regard to the legislation and urge
the voters to contact their repre
New Novel Underway
A new novel, the title of which
has not been ascertained, is brew
ing in the prolific mind of Mr.
Haycox. The novel has been under
way since September, 1944, and the
author expects to complete it with
in two months. This book is set in
Portland during 1863, the days of
steamboating on the Columbia riv
er, when gold prospectors and for
tune hunters swept through Ore
gon in a steady stream of colorful
‘‘Canyon Passage,” Haycox’ ser
ial story currently being featured
in the Saturday Evening Post is
another of his works which was
inspired by the “wild and wooly”
days when the west was young
and the thundering hoofbeats of
fast-moving horses swept across

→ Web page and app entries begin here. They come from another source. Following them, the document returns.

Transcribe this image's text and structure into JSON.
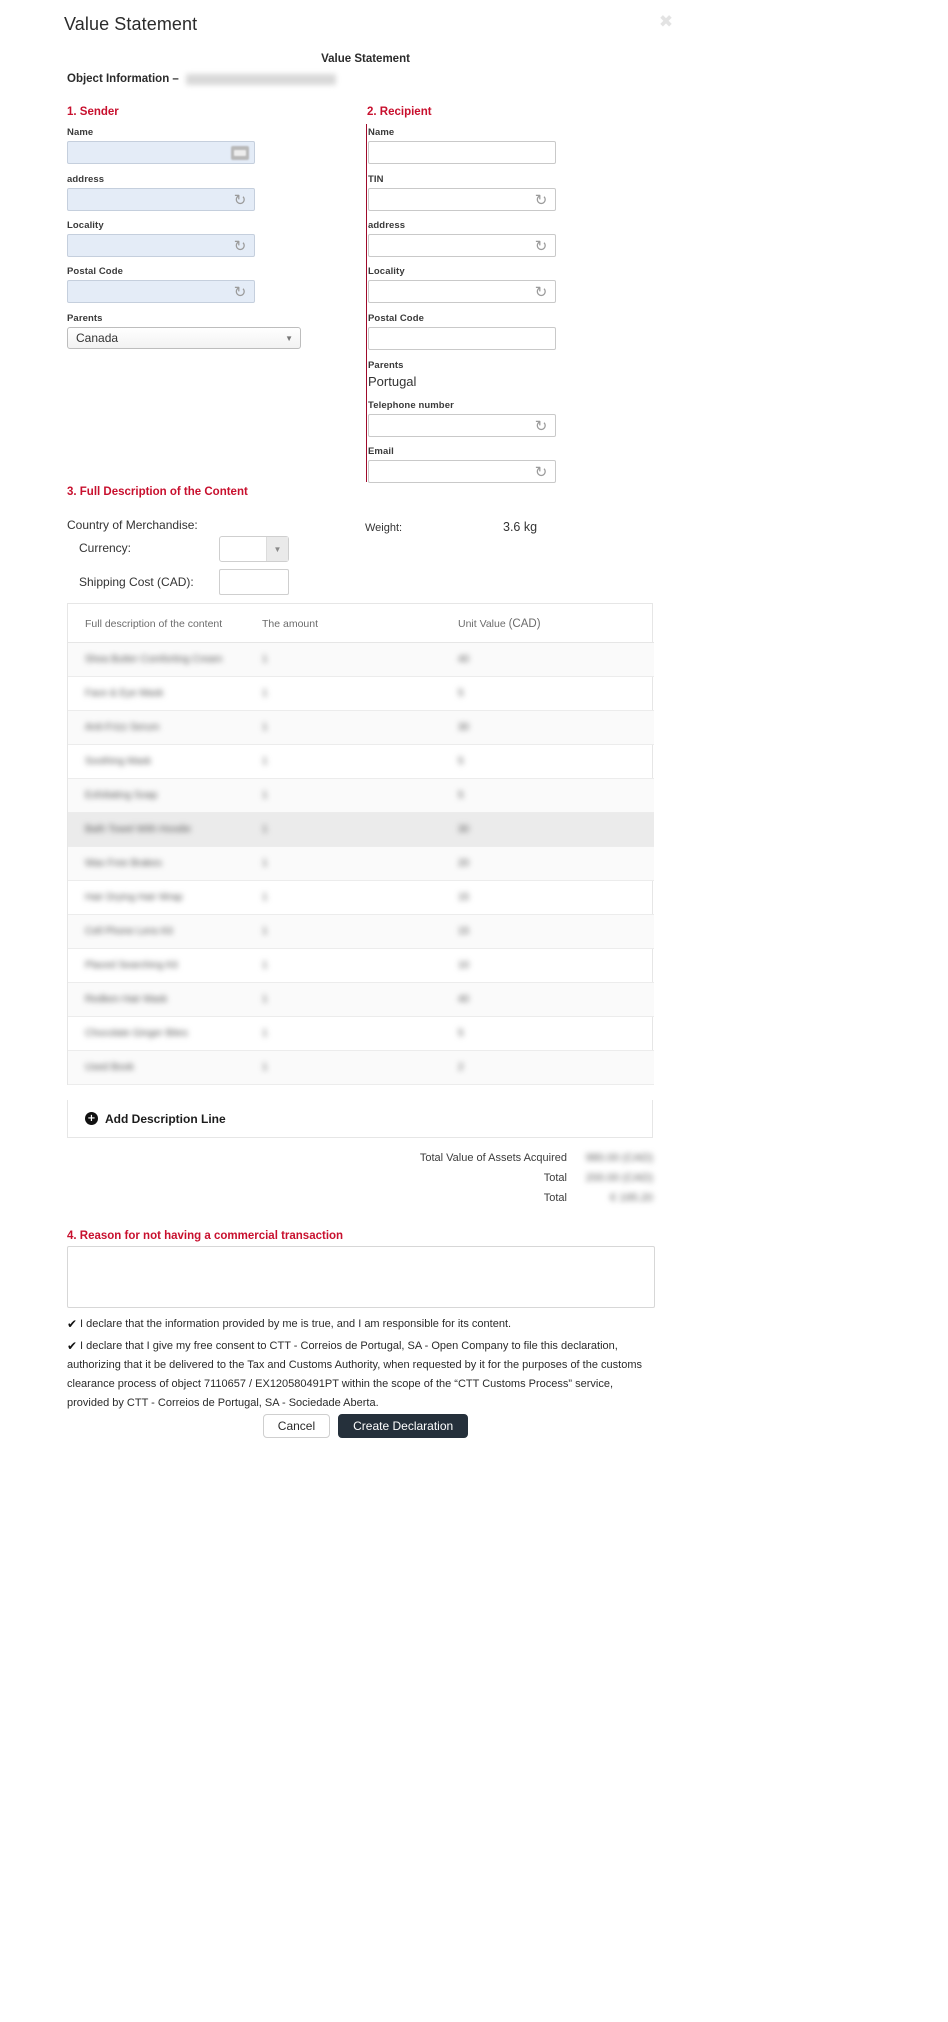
{
  "modal": {
    "title": "Value Statement",
    "close_icon": "close-icon",
    "document_subtitle": "Value Statement",
    "object_information_label": "Object Information –",
    "object_information_value": "7110657 / EX120580491PT"
  },
  "sender": {
    "heading": "1. Sender",
    "fields": [
      {
        "label": "Name",
        "value": "",
        "placeholder": "",
        "icon": "keyboard-icon"
      },
      {
        "label": "address",
        "value": "",
        "placeholder": "",
        "icon": "revert-icon"
      },
      {
        "label": "Locality",
        "value": "",
        "placeholder": "",
        "icon": "revert-icon"
      },
      {
        "label": "Postal Code",
        "value": "",
        "placeholder": "",
        "icon": "revert-icon"
      }
    ],
    "country_label": "Parents",
    "country_value": "Canada"
  },
  "recipient": {
    "heading": "2. Recipient",
    "fields": [
      {
        "label": "Name",
        "value": "",
        "placeholder": "",
        "icon": ""
      },
      {
        "label": "TIN",
        "value": "",
        "placeholder": "",
        "icon": "revert-icon"
      },
      {
        "label": "address",
        "value": "",
        "placeholder": "",
        "icon": "revert-icon"
      },
      {
        "label": "Locality",
        "value": "",
        "placeholder": "",
        "icon": "revert-icon"
      },
      {
        "label": "Postal Code",
        "value": "",
        "placeholder": "",
        "icon": ""
      }
    ],
    "country_label": "Parents",
    "country_value": "Portugal",
    "phone_label": "Telephone number",
    "phone_value": "",
    "email_label": "Email",
    "email_value": ""
  },
  "content": {
    "heading": "3. Full Description of the Content",
    "country_of_merchandise_label": "Country of Merchandise:",
    "currency_label": "Currency:",
    "currency_value": "",
    "shipping_cost_label": "Shipping Cost (CAD):",
    "shipping_cost_value": "",
    "weight_label": "Weight:",
    "weight_value": "3.6 kg"
  },
  "table": {
    "columns": [
      "Full description of the content",
      "The amount",
      "Unit Value",
      "(CAD)"
    ],
    "rows": [
      {
        "description": "Shea Butter Comforting Cream",
        "amount": "1",
        "unit_value": "40"
      },
      {
        "description": "Face & Eye Mask",
        "amount": "1",
        "unit_value": "5"
      },
      {
        "description": "Anti-Frizz Serum",
        "amount": "1",
        "unit_value": "30"
      },
      {
        "description": "Soothing Mask",
        "amount": "1",
        "unit_value": "5"
      },
      {
        "description": "Exfoliating Soap",
        "amount": "1",
        "unit_value": "5"
      },
      {
        "description": "Bath Towel With Hoodie",
        "amount": "1",
        "unit_value": "30"
      },
      {
        "description": "Wax Free Brakes",
        "amount": "1",
        "unit_value": "20"
      },
      {
        "description": "Hair Drying Hair Wrap",
        "amount": "1",
        "unit_value": "15"
      },
      {
        "description": "Cell Phone Lens Kit",
        "amount": "1",
        "unit_value": "15"
      },
      {
        "description": "Placed Searching Kit",
        "amount": "1",
        "unit_value": "10"
      },
      {
        "description": "Redken Hair Mask",
        "amount": "1",
        "unit_value": "40"
      },
      {
        "description": "Chocolate Ginger Bites",
        "amount": "1",
        "unit_value": "5"
      },
      {
        "description": "Used Book",
        "amount": "1",
        "unit_value": "2"
      }
    ],
    "add_line_label": "Add Description Line",
    "add_line_icon": "plus-circle-icon"
  },
  "totals": [
    {
      "label": "Total Value of Assets Acquired",
      "value": "980.00 (CAD)"
    },
    {
      "label": "Total",
      "value": "200.00 (CAD)"
    },
    {
      "label": "Total",
      "value": "€ 195.20"
    }
  ],
  "reason": {
    "heading": "4. Reason for not having a commercial transaction",
    "value": "",
    "placeholder": ""
  },
  "declarations": [
    {
      "checked": true,
      "text": "I declare that the information provided by me is true, and I am responsible for its content."
    },
    {
      "checked": true,
      "text": "I declare that I give my free consent to CTT - Correios de Portugal, SA - Open Company to file this declaration, authorizing that it be delivered to the Tax and Customs Authority, when requested by it for the purposes of the customs clearance process of object 7110657 / EX120580491PT  within the scope of the “CTT Customs Process” service, provided by CTT - Correios de Portugal, SA - Sociedade Aberta."
    }
  ],
  "actions": {
    "cancel_label": "Cancel",
    "create_label": "Create Declaration"
  },
  "colors": {
    "accent_red": "#c8102e",
    "primary_button": "#25303b",
    "sender_field_bg": "#e4ecf7"
  }
}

$i/i Hle/U
Greer Garson and Cary Oftriit
will star in the Lux Radio thea
ter production of “Bedtime Story”
Monday from 6 to 7 over CBS.

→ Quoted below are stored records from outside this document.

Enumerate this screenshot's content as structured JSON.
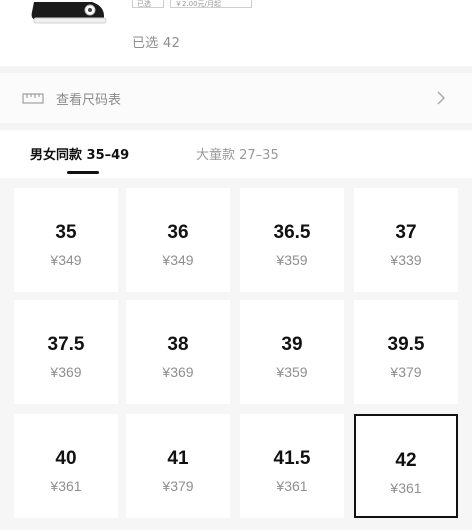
{
  "product": {
    "tags": [
      "已选",
      "￥2.00元/月起"
    ],
    "selected_text": "已选 42"
  },
  "size_chart": {
    "label": "查看尺码表"
  },
  "tabs": [
    {
      "label": "男女同款 35–49",
      "active": true
    },
    {
      "label": "大童款 27–35",
      "active": false
    }
  ],
  "sizes": [
    {
      "size": "35",
      "price": "¥349"
    },
    {
      "size": "36",
      "price": "¥349"
    },
    {
      "size": "36.5",
      "price": "¥359"
    },
    {
      "size": "37",
      "price": "¥339"
    },
    {
      "size": "37.5",
      "price": "¥369"
    },
    {
      "size": "38",
      "price": "¥369"
    },
    {
      "size": "39",
      "price": "¥359"
    },
    {
      "size": "39.5",
      "price": "¥379"
    },
    {
      "size": "40",
      "price": "¥361"
    },
    {
      "size": "41",
      "price": "¥379"
    },
    {
      "size": "41.5",
      "price": "¥361"
    },
    {
      "size": "42",
      "price": "¥361"
    }
  ],
  "selected_size": "42",
  "icons": {
    "ruler": "ruler-icon",
    "chevron": "chevron-right-icon",
    "shoe": "shoe-thumbnail"
  }
}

“Bedtime Story” concerns the hec
tic married life of two of the show
world’s top names, an actress and
her playwright-husband. Complica
tions occur, and the story becomes
a hilarious comedy.
Baby Snooks goes to the circus
with Daddy while Jerry Dingle,
postman, dreams that he is the
world's greatest circus tycoon—a
member of Barnum and Dingle.
This all happens to “Toasties
Time” Sunday over CBS from 7:39
to 8.
Ty Cobb, one of baseball’s im
mortals, will be interviewed on
Mutual’s Sports Parade today from
2 to 2:30. Honus Wagner, infielder
of yesteryear’s Pittsburgh’s Pi
rates, will also be on the show.
William Bendix, as Riley, is ex
pelled from night school for cheat
ing in an examination in The Life
of Riley over the Blue on Sunday
from 7 to 7:30. Of course it all
comes out right in the end, and
Riley regains his lost honor.
Is your cat in a can of varnish
that has hardened atop the Mount
Washington observatory ? Tint's
just a sample of the problems that
beset the “Handy Man” in his Mu
tual broadcasts Monday through
Friday from 2 to 2:15. Maybe he
can get us some cigarets ?
Berlin will be the topic discussed
by Commander Scott on Romance
of the Highway tomorrow morning
over Mutual from 10:15 to 10:30.
He has probably decided to talk
about it now, because it won’t be
around much longer.
Jane Wyatt is starring in an
original romantic drama being pro
duced on the CBS Theater
day from 9 to 9:30 this*morning.
Or did you get up too late to
hear it?
Share the meat, Save the fuel,
Spare the heat, If you’re feelin’
cool, Honey, let’s be patriotic,
Don’t beef—SHARE THE MEAT!
Written by Jack Kirkwood, Don
Reid, and Henry Tobias of the
CBS Jack Kirkwood show, Share
the Meat will be the official song
of the OPA meat conservation
the great plains. This- serial fea
tures southern Oregon in the vicin
ity of Jacksonville in 1854.
The only trouble about being
able to read women like a book M
that you’re likely to lose yotir
Watch Shop
For the
In Ttaste . . .
Just Opened
11 W. 11th
^ ^
Eugene s Modern Dairy Store
1224 Willamette St. Phone 1932